3
$\begingroup$

I was thinking of a lifeforms that would have a brain more similar to that of a quantum computer than an ordinary brain. I was thinking the brain would use something similar to qubits that could be in superpositions of states instead of or in addition to braincells.

$\endgroup$
2
  • $\begingroup$ That this has actually occurred and describes the function of our actual brains is a live hypothesis, though not a super credible one. en.wikipedia.org/wiki/Quantum_mind $\endgroup$ Jul 16, 2017 at 14:36
  • $\begingroup$ I have no doubt that the answer is 'Yes' and may already have effectively occurred, but how valid such an answer may be is likely to depend upon semantics: to what extent and in what terms can a brain (normal or otherwise) be differentiated from a computer (analogue, binary or quantum) and how do you measure similarity between the two? I think this is of greater importance than the detail of how either actually works. $\endgroup$
    – Lee Leon
    May 18, 2018 at 11:18

3 Answers 3

8
$\begingroup$

There's theoretically nothing preventing it, but we don't know how it would be done. One of the requirements for a quantum computer is to keep the qbits in coherence with each other. So far we are not aware of any way to do this at reasonable temperatures. The first quantum computer, the D-wave had to operate at a frigid 0.2 kelvin. Just last year there was a breakthrough that let us operate a quantum computer at 1.0 kelvin. That's a far cry from the 293.0 kelvin that is room temperature, or 310 kelvin which is the temperature of the human body.

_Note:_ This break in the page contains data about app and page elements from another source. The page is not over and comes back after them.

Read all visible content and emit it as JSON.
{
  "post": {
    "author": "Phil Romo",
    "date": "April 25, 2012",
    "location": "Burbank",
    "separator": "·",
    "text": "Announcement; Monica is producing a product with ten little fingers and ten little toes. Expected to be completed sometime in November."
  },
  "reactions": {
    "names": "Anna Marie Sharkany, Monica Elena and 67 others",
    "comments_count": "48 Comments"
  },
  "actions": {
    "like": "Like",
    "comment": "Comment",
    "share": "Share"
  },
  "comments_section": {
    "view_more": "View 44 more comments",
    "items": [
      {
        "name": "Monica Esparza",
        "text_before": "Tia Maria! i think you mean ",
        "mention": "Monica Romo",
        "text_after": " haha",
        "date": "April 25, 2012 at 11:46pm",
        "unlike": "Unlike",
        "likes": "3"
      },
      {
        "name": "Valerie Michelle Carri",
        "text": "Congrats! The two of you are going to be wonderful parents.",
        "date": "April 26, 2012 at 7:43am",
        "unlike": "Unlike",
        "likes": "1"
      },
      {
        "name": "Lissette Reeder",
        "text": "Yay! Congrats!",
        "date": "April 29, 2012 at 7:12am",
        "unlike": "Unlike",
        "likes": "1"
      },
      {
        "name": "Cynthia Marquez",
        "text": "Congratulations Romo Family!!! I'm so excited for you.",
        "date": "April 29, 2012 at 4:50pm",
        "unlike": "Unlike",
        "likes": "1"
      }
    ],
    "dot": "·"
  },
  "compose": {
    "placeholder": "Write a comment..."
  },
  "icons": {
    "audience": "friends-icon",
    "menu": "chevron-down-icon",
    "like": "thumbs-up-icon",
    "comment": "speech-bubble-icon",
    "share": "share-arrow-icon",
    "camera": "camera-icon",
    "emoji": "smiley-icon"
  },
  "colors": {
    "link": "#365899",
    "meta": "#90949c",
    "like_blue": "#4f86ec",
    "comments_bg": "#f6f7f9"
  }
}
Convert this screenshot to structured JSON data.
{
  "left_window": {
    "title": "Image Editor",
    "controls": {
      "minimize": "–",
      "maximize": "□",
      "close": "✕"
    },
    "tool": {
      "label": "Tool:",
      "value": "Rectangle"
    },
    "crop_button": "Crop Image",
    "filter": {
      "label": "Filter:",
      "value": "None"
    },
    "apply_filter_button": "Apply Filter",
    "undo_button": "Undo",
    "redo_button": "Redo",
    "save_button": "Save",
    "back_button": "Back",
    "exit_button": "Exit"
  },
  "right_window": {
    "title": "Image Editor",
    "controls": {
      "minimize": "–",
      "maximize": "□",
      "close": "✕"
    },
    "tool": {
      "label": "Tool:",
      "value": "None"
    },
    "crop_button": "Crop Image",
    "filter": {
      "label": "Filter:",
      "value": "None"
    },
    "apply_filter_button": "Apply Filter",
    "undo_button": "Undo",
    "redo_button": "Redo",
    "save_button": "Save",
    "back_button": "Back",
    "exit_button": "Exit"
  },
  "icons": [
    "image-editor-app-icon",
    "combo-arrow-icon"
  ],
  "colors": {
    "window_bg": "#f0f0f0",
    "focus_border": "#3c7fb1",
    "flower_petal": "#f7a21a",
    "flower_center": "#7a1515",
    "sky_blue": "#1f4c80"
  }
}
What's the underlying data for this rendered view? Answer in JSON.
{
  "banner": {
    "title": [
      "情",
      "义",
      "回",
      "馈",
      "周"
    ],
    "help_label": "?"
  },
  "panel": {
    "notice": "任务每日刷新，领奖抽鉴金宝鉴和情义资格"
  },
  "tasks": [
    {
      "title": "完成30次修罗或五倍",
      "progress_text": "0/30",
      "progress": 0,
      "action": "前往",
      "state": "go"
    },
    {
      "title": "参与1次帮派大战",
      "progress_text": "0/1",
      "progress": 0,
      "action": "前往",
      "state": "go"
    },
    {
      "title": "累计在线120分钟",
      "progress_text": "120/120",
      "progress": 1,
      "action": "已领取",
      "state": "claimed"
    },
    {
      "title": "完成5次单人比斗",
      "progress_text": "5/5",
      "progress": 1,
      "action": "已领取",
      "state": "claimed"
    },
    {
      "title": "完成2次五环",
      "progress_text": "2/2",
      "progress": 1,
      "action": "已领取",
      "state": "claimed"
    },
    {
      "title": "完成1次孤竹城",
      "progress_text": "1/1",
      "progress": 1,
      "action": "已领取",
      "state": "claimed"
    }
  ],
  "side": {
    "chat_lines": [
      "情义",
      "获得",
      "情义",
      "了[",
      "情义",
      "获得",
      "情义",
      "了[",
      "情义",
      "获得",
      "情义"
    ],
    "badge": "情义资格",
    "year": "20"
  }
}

Again, there's nothing theoretically preventing it, but we haven't discovered any mechanism by which it can occur. There's even people who claim that our brain is a quantum computer, though they have had little luck explaining the mechanisms in a way that is accepted by the scientific community at large.

$\endgroup$
2
  • $\begingroup$ Most of space is naturally very cold, (close to the temps you mention?) But evolution would likely not proceed at those temperatures. What it there were a region where there was somehow a frequent interaction between the very cold regions and the evolution-friendly regions. Could a worm hole allow for such evolution? $\endgroup$
    – BlueMonkMN
    Apr 21, 2016 at 21:50
  • 1
    $\begingroup$ @BlueMonkMN It'd be an interesting plot to explore. Space is warm compared to quantum computers (2.72 K), but its certainly close enough to entertain the "what if it could work" questions. The tricky part would be how to provide the evolved creatures enough control over the cold region without accidentally warming it up. At those temperatures, nearly every action you do raises the temperature notably. $\endgroup$
    – Cort Ammon
    Apr 21, 2016 at 23:37
0
$\begingroup$

There is a "heretical" school of thought which says it is inconceivable that evolution has not already caused neural networks to take advantage of quantum computing in some way. And we really do not understand how brains work. So we cannot categorically state that the quantum processes of thought are restricted to local chemistry of single molecules in synapses, although that is the majority view.

$\endgroup$
8
  • 1
    $\begingroup$ Quantum Computing is exceedingly fragile, requiring literally no interactions besides those that are supposed to take place. Blood flow alone would be enough to destroy it. $\endgroup$ Apr 22, 2016 at 2:34
  • $\begingroup$ Quantum computing as engineered by humans is fragile. But the catalytic effect of enzymes is only explicable by quantum effects distributed over a large bio-molecule. Enzymes evolve. So maybe a neural net is exploiting a quantum effect distributed across the structure we call a synapse? Which we do not fully understand, and much less so a whole brain or consciousness. $\endgroup$
    – nigel222
    Apr 22, 2016 at 8:52
  • $\begingroup$ enzymes are much smaller than neurons, let alone neural nets. $\endgroup$ Apr 22, 2016 at 11:03
  • $\begingroup$ And neurons are much smaller than most of the quantum computer prototypes operating in labs. Quantum coherence or lack of is far more complex than size. $\endgroup$
    – nigel222
    Apr 22, 2016 at 15:37
  • $\begingroup$ Most prototypes have the main quantum computer at the size of atoms (like, 5 atoms). $\endgroup$ Apr 22, 2016 at 18:27
0
$\begingroup$

I assume you are familiar with Quantum Biology. If not, you might want to check these papers/comments from a few years ago: Quantum Biology and Physics of life: The dawn of quantum biology.

Some people even wonder whether "Is Quantum Biocomputing ahead of us?" in terms of quantum computing (asked in the currently-in-beta QC-SE). You might find some background on the realistic possibilities of quantum processes that employ biomolecules in my answer to that question. Of course in a sci-fi context things could be stretched quite a bit further than in reality...

$\endgroup$
0

You must log in to answer this question.

Not the answer you're looking for? Browse other questions tagged .